- One of the world's longest trains (up to 2.5 km long) runs here, with more than 200 wagons mainly transporting iron ore, and some carriages for passengers; alternatively, people sit on top of the iron piles.
There are no rail links with adjacent countries.
- Glencore Xstrata proposes branch lines to new mines at Askaf and Guelb El Aouj sharing infrastructure of SNIM.
- Proposed line for phosphate traffic - 430 km long railway line, Nouakchott and Kaedi, Mauritania's third city, through Tiguint, Mederdra, R'Kiz, Leguatt, Leeleibatt and Menjem Boffal, is to be constructed in three years time.
- Sunday, August 5, 2007 - Sudan, China To Build $630 Mln Mauritania Railway.
Sudan's Danfodio Holding and China's Transtech Engineering have signed an agreement to build a 460 million euro ($634 million) railway linking Mauritania's capital Nouakchott with southern phosphate deposits at Bofal. The 430 km (270 mi) line would run close to the southern frontier with Senegal. It is hoped that the new line would link with existing lines just across the border in Senegal, Mali  There is no through link to Burkina Faso. There are problems of choice of gauge.
There are 450 km of Motorway in Mauritania (in 2010), connecting Nouakchott to Nouadhibou along a coastal route. A motorway linking Nouakchott to Rosso is under construction (due for completion in 2012).
Mauritania has only about 3,000 km (1,900 mi) of surfaced roads, 710 km (440 mi) of unsurfaced roads, and 5,140 km (3,190 mi) of unimproved tracks. The country's size and harsh climate make road maintenance and repair especially problematic. Overland travel is difficult and roadside assistance is almost nonexistent. Public transportation is not safe and road conditions in Mauritania are poor, particularly in the interior. Driving in Mauritania can be treacherous, and many Mauritanians drive without regard to traffic signs or rules.
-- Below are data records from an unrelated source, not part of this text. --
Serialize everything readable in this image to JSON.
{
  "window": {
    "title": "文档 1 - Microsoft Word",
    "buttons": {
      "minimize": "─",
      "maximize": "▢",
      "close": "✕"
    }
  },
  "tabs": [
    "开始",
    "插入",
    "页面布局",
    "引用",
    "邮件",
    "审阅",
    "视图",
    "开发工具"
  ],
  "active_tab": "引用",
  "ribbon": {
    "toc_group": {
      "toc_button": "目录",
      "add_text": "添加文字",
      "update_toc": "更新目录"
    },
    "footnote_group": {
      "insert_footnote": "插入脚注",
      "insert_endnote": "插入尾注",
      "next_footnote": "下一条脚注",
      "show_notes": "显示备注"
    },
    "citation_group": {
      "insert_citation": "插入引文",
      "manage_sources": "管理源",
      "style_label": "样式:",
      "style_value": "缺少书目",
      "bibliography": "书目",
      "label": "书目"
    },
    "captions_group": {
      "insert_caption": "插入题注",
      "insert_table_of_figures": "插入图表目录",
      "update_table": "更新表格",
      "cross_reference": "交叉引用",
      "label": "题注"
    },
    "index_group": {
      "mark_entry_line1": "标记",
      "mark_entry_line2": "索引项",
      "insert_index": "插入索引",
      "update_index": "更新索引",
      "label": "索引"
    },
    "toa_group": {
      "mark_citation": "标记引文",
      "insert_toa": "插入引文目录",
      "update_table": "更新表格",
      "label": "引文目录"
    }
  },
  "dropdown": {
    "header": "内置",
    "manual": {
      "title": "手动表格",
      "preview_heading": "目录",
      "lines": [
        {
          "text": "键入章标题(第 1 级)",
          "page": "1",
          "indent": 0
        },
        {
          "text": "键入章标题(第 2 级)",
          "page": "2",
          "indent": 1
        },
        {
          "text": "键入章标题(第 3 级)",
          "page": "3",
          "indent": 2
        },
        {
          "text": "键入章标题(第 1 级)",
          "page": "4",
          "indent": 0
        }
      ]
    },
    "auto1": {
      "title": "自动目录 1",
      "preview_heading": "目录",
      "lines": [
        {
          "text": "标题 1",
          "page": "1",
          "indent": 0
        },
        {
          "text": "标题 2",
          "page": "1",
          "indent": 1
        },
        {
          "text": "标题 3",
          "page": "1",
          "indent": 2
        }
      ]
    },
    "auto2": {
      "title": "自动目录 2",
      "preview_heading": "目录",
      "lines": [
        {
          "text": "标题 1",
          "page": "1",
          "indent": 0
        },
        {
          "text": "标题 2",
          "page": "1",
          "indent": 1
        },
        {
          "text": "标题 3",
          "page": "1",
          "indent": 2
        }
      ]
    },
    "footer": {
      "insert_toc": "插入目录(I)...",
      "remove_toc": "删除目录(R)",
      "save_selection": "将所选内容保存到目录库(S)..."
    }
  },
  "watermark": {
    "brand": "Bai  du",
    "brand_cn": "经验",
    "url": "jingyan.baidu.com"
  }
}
Roadway obstructions and hazards caused by drifting sand, animals, and poor roads often plague motorists.
The linking Tangier to Dakar passes through Mauritania. The Cairo-Dakar Highway in the Trans-African Highway network also passes through Mauritania, and has recently been paved between the capital Nouakchott and the port of Nouadhibou; only a few kilometres remain unpaved at the Moroccan border fr:Transport en Mauritanie. From Dakar there are links throughout western Africa.
Ports and harbours
(from north to south)
- None as of 2002
- 9 in total (2002)
- 3 are of length 2,438 to 3,047 m
- 6 are of length 1,524 to 2,437 m
- 17 in total (2002)
- 2 are of length 2,438 to 3,047 m
- 5 are of length 1,524 to 2,437 m
- 7 are of length 914 to 1,523 m
- 3 are of length under 914 m
- Railways Africa - NEW LOCOS FOR MAURITANIA
- Investing | Africa - Reuters.com
- Mauritania country-specific information. U.S. Department of State. This article incorporates text from this source, which is in the public domain.